Baldwin’s performance on third downs was nearly identical to fellow undersized, undrafted Wes Welker. As compared to the other most frequent third-down targets, Welker and Baldwin (and Austin Collie) were most efficient at turning their completions into first downs more than 90 percent of the time. The only difference? Baldwin also mixed in enough yards after catch to rank third in yards per target. (Related: Victor Cruz, whoa!)

Such play convinced Football Outsiders to rank Baldwin No. 1 on their list of top 25 “prospects” (young players without starting experience or elite draft pedigree) entering last season.
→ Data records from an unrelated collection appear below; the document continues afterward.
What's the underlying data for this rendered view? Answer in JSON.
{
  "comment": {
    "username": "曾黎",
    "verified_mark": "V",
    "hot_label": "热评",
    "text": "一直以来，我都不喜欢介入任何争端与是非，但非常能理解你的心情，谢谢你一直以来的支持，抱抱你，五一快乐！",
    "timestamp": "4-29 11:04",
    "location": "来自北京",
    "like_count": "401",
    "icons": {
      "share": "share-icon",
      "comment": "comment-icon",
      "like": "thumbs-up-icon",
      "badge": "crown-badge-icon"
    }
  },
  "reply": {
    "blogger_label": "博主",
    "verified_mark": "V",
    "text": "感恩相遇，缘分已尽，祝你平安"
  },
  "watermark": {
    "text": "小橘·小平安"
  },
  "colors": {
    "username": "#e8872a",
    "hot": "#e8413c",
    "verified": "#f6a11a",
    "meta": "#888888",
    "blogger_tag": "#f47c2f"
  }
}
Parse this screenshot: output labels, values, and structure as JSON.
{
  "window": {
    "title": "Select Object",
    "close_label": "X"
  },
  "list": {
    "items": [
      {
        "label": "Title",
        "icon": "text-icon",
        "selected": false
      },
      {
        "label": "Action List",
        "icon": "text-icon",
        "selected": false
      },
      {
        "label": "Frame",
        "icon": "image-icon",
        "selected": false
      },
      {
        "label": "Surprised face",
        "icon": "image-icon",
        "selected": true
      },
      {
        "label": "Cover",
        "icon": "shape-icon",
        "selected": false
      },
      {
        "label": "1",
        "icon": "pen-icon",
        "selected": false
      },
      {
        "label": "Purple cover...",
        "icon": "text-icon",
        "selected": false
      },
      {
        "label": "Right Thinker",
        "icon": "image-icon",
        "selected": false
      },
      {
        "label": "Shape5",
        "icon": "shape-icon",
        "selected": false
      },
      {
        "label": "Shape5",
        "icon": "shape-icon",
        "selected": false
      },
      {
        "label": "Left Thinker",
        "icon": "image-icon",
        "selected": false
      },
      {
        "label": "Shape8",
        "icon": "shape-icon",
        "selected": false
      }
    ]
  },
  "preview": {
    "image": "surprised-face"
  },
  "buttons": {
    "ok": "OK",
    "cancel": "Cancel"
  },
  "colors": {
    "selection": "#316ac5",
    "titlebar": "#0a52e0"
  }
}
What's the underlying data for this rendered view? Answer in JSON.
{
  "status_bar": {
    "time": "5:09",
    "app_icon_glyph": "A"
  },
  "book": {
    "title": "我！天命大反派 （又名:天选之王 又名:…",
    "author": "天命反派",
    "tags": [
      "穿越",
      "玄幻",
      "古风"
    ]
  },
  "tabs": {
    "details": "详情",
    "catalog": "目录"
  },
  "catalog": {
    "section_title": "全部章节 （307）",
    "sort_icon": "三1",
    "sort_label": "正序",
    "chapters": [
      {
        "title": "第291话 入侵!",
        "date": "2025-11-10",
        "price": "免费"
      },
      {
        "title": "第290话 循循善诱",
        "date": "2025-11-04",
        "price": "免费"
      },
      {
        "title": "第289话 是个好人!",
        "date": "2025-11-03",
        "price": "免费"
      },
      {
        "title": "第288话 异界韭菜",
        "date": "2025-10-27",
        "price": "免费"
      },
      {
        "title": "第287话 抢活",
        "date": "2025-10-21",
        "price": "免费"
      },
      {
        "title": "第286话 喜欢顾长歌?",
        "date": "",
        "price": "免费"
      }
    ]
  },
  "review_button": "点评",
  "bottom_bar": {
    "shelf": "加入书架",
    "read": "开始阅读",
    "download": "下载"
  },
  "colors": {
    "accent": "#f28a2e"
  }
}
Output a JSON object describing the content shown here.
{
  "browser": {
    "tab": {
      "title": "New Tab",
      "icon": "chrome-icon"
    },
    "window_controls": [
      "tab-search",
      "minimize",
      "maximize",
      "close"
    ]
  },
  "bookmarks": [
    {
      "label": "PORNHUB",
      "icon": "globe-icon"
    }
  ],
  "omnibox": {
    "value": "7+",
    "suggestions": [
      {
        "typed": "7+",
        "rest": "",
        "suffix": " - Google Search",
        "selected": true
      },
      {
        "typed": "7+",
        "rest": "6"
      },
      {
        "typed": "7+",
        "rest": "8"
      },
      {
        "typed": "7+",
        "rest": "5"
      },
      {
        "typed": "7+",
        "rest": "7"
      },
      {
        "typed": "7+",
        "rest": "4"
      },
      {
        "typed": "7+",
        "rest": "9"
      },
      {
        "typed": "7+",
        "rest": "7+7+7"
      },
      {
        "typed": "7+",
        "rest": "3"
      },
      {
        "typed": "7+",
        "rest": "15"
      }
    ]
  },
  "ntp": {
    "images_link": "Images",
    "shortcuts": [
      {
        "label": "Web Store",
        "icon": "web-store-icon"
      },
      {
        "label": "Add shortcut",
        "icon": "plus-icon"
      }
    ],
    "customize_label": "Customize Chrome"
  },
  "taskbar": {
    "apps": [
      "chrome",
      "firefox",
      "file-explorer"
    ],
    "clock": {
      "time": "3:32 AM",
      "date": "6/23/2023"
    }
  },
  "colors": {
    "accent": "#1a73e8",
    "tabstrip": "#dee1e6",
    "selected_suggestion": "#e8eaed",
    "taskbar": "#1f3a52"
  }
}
But while the rest of the Seahawks’ receiving core improved with Wilson replacing Jackson under center, Baldwin wasn’t nearly as effective during a sophomore campaign that was plagued by injury. He came up with just eight first downs on 13 completions among the 23 passes Wilson threw him on third down.

Over such a small sample, Baldwin’s decline on third down could have been nothing but noise; he came up a yard short of the sticks three times, and turning those plays into first downs would have been enough to make him a much more effective player. However, Baldwin got worse across every down; his DVOA (Football Outsiders’ measure of per-play effectiveness) dropped from 14.2 percent better than average and tops among the team’s receives to right at league average and far worse than Rice and Tate.

On the “Fifth Quarter” postgame show, Baldwin provided an alternative explanation, pointing out that the hamstring injury that sidelined him during training camp prevented him from getting needed work with Wilson. Indeed, this year’s Football Outsiders Almanac notes that Baldwin got better as the 2012 season went on.

Now healthy and with the benefit of a full camp with Wilson, Baldwin appears to have the timing he needs to be a factor on third downs. That’s a big addition to what was already a potent Seahawks passing attack.

Pro-Football-Reference.com’s Play Index was invaluable in calculating these stats.